THE TASK - What you return must match the data below exactly, minus any pictures.

Excerpts from an interface dataset:
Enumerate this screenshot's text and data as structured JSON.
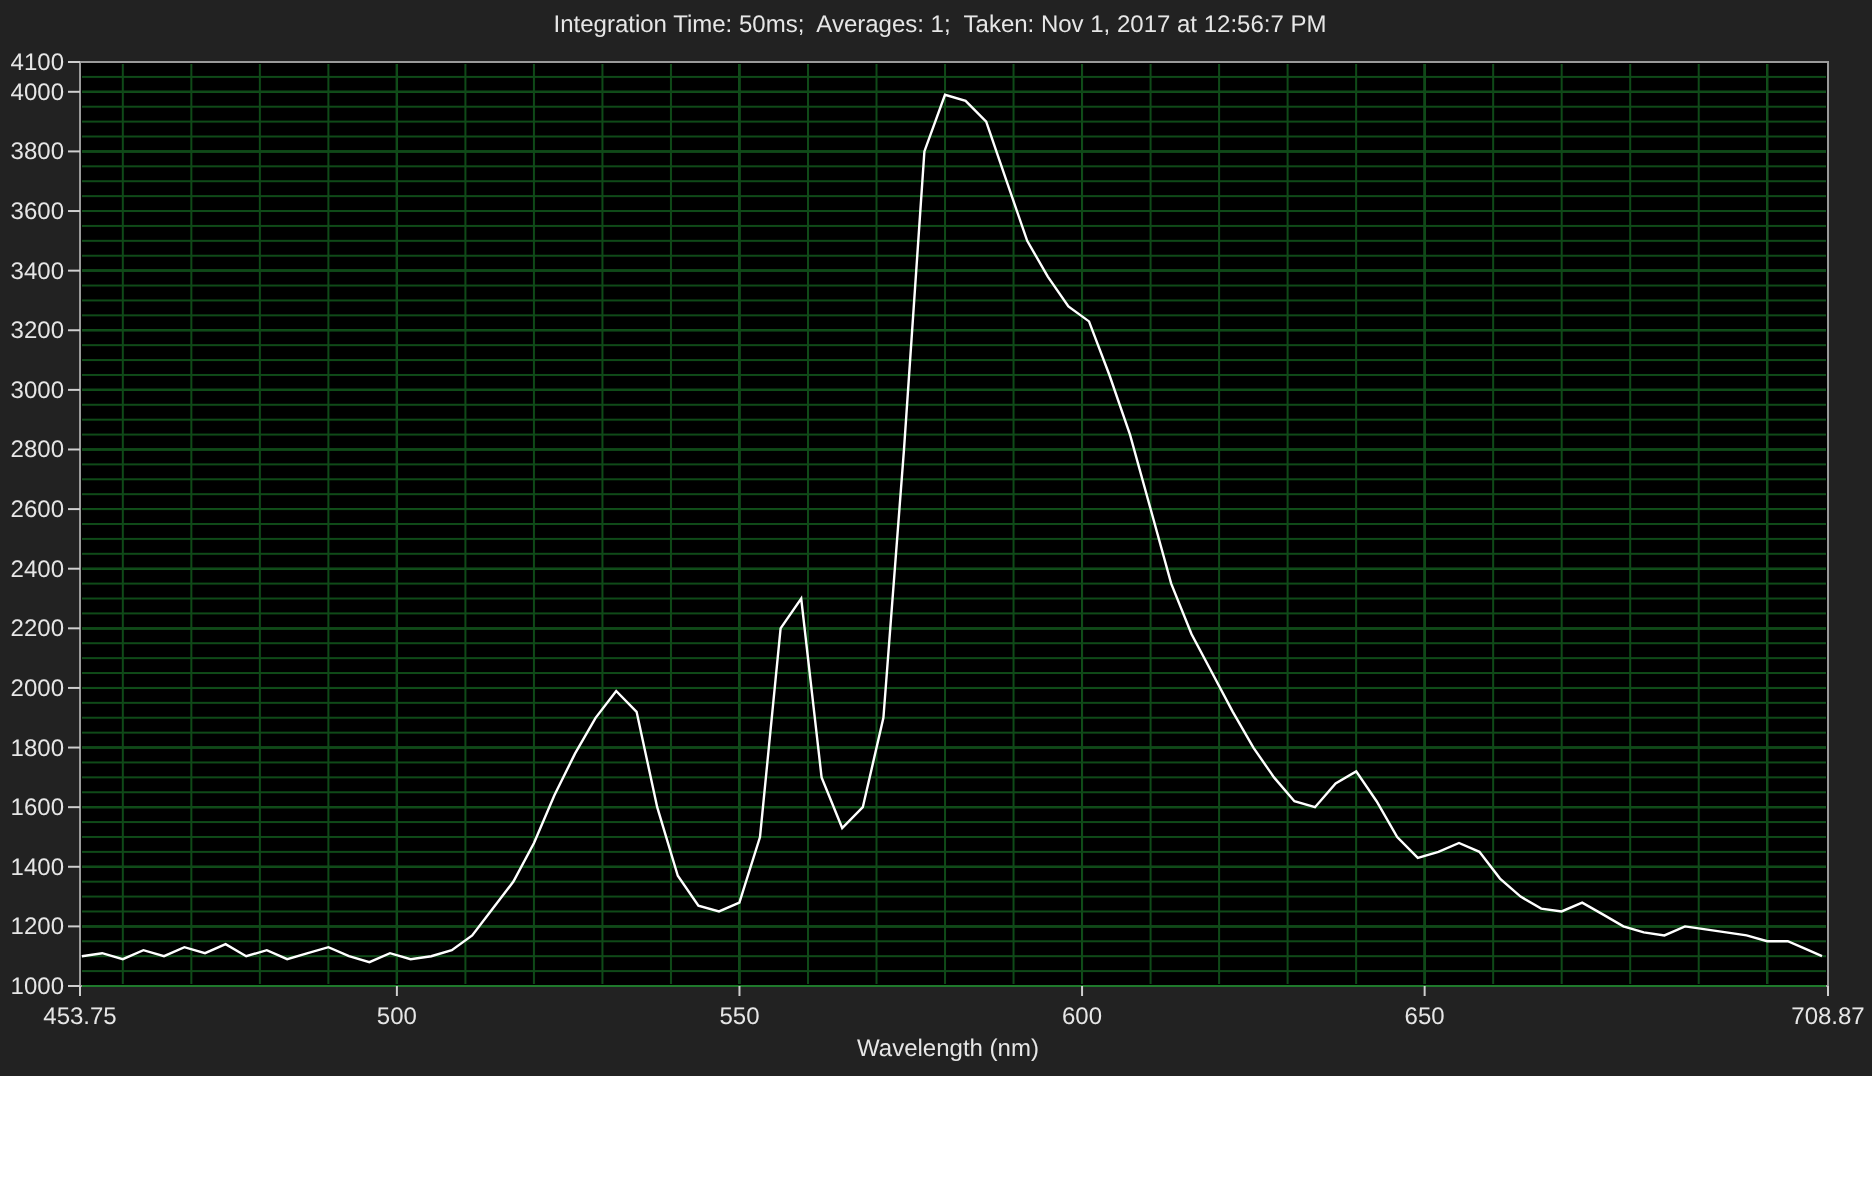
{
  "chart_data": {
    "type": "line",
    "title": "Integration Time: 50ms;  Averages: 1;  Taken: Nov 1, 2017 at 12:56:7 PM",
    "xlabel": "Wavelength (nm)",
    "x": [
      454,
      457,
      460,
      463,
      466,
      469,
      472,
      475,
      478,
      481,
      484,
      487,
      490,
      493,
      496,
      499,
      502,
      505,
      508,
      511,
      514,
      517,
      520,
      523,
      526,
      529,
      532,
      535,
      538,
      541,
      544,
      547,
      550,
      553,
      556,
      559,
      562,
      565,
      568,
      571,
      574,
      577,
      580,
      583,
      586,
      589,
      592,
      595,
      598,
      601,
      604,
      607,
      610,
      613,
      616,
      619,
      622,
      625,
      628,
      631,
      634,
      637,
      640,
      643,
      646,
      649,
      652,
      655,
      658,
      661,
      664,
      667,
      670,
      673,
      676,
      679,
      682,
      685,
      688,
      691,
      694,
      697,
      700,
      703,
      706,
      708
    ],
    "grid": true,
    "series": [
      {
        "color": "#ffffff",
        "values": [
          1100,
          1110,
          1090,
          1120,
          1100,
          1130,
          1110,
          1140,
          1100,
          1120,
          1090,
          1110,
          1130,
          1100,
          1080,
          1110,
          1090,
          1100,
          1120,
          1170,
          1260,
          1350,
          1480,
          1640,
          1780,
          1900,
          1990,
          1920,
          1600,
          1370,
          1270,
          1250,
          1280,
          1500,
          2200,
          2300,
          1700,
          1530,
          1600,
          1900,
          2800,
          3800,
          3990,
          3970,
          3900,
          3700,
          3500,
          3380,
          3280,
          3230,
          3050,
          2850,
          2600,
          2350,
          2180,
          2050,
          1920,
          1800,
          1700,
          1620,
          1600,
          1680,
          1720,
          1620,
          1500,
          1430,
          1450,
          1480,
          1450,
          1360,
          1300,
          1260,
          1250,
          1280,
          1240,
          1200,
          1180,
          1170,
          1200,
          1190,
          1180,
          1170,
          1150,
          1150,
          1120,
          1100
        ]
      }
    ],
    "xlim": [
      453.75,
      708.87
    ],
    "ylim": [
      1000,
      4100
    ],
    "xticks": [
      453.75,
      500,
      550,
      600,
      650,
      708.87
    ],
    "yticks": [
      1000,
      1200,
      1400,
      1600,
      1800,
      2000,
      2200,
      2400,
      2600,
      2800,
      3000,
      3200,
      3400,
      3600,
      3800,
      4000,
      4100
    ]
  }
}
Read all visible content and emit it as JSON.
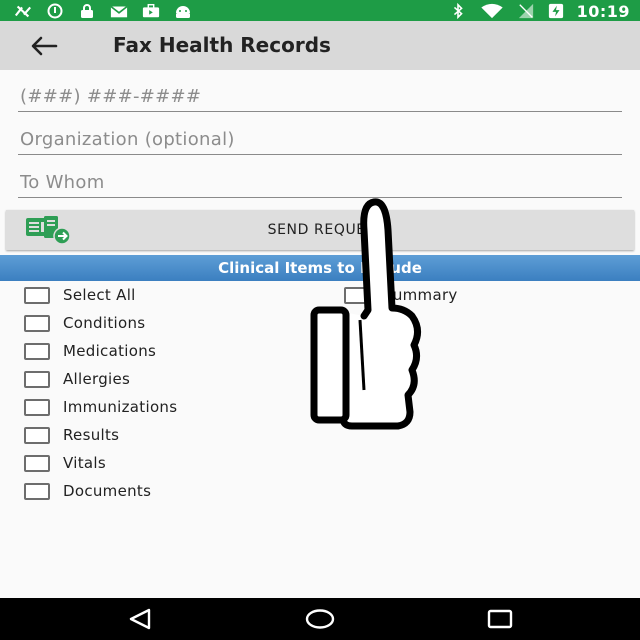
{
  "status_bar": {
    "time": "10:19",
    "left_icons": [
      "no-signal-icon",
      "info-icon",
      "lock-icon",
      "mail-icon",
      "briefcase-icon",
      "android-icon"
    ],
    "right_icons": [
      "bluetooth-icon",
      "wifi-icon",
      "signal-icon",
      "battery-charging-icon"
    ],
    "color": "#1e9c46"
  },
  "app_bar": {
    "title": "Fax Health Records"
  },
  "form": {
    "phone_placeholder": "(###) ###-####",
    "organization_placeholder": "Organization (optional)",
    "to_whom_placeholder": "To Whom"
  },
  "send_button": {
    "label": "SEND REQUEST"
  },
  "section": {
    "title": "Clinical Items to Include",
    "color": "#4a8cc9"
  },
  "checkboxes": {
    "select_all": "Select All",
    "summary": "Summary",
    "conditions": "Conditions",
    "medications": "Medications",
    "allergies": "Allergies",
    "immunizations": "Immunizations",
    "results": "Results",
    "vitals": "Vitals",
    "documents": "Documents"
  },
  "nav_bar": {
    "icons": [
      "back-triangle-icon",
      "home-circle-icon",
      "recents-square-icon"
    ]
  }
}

WRITTEN SOLUTION -
Enumerate this screenshot's text and data as structured JSON.
{
  "chart_data": {
    "type": "line",
    "title": "Integration Time: 50ms;  Averages: 1;  Taken: Nov 1, 2017 at 12:56:7 PM",
    "xlabel": "Wavelength (nm)",
    "x": [
      454,
      457,
      460,
      463,
      466,
      469,
      472,
      475,
      478,
      481,
      484,
      487,
      490,
      493,
      496,
      499,
      502,
      505,
      508,
      511,
      514,
      517,
      520,
      523,
      526,
      529,
      532,
      535,
      538,
      541,
      544,
      547,
      550,
      553,
      556,
      559,
      562,
      565,
      568,
      571,
      574,
      577,
      580,
      583,
      586,
      589,
      592,
      595,
      598,
      601,
      604,
      607,
      610,
      613,
      616,
      619,
      622,
      625,
      628,
      631,
      634,
      637,
      640,
      643,
      646,
      649,
      652,
      655,
      658,
      661,
      664,
      667,
      670,
      673,
      676,
      679,
      682,
      685,
      688,
      691,
      694,
      697,
      700,
      703,
      706,
      708
    ],
    "grid": true,
    "series": [
      {
        "color": "#ffffff",
        "values": [
          1100,
          1110,
          1090,
          1120,
          1100,
          1130,
          1110,
          1140,
          1100,
          1120,
          1090,
          1110,
          1130,
          1100,
          1080,
          1110,
          1090,
          1100,
          1120,
          1170,
          1260,
          1350,
          1480,
          1640,
          1780,
          1900,
          1990,
          1920,
          1600,
          1370,
          1270,
          1250,
          1280,
          1500,
          2200,
          2300,
          1700,
          1530,
          1600,
          1900,
          2800,
          3800,
          3990,
          3970,
          3900,
          3700,
          3500,
          3380,
          3280,
          3230,
          3050,
          2850,
          2600,
          2350,
          2180,
          2050,
          1920,
          1800,
          1700,
          1620,
          1600,
          1680,
          1720,
          1620,
          1500,
          1430,
          1450,
          1480,
          1450,
          1360,
          1300,
          1260,
          1250,
          1280,
          1240,
          1200,
          1180,
          1170,
          1200,
          1190,
          1180,
          1170,
          1150,
          1150,
          1120,
          1100
        ]
      }
    ],
    "xlim": [
      453.75,
      708.87
    ],
    "ylim": [
      1000,
      4100
    ],
    "xticks": [
      453.75,
      500,
      550,
      600,
      650,
      708.87
    ],
    "yticks": [
      1000,
      1200,
      1400,
      1600,
      1800,
      2000,
      2200,
      2400,
      2600,
      2800,
      3000,
      3200,
      3400,
      3600,
      3800,
      4000,
      4100
    ]
  }
}
Read all visible content and emit it as JSON.
{
  "status_bar": {
    "time": "10:19",
    "left_icons": [
      "no-signal-icon",
      "info-icon",
      "lock-icon",
      "mail-icon",
      "briefcase-icon",
      "android-icon"
    ],
    "right_icons": [
      "bluetooth-icon",
      "wifi-icon",
      "signal-icon",
      "battery-charging-icon"
    ],
    "color": "#1e9c46"
  },
  "app_bar": {
    "title": "Fax Health Records"
  },
  "form": {
    "phone_placeholder": "(###) ###-####",
    "organization_placeholder": "Organization (optional)",
    "to_whom_placeholder": "To Whom"
  },
  "send_button": {
    "label": "SEND REQUEST"
  },
  "section": {
    "title": "Clinical Items to Include",
    "color": "#4a8cc9"
  },
  "checkboxes": {
    "select_all": "Select All",
    "summary": "Summary",
    "conditions": "Conditions",
    "medications": "Medications",
    "allergies": "Allergies",
    "immunizations": "Immunizations",
    "results": "Results",
    "vitals": "Vitals",
    "documents": "Documents"
  },
  "nav_bar": {
    "icons": [
      "back-triangle-icon",
      "home-circle-icon",
      "recents-square-icon"
    ]
  }
}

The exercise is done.